[Opening INPUT RECORDS section]

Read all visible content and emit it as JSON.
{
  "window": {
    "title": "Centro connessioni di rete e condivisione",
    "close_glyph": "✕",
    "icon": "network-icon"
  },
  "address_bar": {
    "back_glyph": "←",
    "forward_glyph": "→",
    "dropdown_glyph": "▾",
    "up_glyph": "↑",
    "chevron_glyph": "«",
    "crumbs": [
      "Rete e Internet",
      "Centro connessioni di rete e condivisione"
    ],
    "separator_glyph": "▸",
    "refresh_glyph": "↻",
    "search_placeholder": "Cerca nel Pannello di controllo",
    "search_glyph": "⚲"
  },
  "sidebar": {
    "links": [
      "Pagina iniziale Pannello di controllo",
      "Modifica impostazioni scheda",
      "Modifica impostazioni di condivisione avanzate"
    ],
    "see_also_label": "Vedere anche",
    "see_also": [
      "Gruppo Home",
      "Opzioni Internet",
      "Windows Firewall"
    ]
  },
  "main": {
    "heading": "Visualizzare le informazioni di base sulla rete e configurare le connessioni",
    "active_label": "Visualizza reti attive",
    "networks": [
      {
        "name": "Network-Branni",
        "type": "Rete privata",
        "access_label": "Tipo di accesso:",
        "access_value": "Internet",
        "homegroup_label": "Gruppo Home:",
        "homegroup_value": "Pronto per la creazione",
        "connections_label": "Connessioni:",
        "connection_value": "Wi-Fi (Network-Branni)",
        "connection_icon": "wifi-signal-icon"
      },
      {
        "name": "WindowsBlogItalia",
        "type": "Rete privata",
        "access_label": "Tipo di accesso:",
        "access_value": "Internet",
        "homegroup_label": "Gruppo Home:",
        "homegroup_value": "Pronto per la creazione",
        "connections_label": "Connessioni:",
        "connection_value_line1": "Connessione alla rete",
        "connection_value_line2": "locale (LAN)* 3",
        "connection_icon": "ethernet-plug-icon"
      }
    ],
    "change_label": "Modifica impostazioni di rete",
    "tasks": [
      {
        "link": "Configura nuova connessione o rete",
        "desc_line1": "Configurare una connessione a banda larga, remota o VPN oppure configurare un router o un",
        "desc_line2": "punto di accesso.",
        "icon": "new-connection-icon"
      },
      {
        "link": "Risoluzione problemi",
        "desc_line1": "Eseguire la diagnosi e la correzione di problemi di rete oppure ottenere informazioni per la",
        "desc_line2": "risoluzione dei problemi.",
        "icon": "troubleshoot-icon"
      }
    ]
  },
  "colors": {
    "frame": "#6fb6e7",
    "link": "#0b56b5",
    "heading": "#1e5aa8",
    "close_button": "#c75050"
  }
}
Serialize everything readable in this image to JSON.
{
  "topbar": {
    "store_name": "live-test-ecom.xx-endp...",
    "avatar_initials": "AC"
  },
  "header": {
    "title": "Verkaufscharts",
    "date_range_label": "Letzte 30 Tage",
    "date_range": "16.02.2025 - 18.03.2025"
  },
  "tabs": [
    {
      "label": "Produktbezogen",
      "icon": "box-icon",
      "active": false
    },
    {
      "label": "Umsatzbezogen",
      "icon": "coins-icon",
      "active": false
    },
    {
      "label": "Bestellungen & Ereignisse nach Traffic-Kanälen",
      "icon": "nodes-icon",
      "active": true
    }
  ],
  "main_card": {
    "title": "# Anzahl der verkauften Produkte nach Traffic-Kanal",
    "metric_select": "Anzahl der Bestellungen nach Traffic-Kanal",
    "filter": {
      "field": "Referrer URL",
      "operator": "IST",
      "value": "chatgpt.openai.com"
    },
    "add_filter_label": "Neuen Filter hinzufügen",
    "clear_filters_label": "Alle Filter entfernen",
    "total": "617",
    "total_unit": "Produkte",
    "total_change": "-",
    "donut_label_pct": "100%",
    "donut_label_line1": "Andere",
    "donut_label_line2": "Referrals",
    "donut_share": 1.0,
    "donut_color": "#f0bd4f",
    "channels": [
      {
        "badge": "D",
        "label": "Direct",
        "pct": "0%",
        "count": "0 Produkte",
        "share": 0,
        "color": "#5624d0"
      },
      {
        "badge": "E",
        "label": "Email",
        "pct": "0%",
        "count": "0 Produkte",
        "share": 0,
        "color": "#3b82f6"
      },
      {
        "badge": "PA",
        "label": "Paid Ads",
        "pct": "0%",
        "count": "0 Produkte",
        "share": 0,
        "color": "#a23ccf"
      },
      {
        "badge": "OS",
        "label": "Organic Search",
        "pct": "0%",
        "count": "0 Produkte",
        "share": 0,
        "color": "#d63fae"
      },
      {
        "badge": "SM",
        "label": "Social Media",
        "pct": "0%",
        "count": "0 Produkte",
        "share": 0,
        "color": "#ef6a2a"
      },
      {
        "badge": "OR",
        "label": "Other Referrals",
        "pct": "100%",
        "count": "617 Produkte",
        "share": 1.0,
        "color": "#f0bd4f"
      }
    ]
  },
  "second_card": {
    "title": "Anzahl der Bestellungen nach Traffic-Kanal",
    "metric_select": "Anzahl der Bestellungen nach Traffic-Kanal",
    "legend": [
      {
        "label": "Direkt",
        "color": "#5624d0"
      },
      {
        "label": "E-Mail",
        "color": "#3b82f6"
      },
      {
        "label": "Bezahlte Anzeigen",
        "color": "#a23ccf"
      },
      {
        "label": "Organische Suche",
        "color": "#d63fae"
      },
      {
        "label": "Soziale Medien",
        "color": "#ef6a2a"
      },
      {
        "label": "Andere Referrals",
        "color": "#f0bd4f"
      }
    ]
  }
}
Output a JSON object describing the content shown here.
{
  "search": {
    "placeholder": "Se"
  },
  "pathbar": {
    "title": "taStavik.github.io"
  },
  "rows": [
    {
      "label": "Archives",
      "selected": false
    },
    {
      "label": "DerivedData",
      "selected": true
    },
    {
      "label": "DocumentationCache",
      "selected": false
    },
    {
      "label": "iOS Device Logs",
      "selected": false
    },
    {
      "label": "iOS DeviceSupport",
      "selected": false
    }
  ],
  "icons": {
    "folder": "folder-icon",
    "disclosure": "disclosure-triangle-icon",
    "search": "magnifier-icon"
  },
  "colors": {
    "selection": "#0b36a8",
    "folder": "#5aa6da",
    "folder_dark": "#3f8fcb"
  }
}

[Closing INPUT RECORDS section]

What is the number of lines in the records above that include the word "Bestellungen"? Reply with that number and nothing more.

4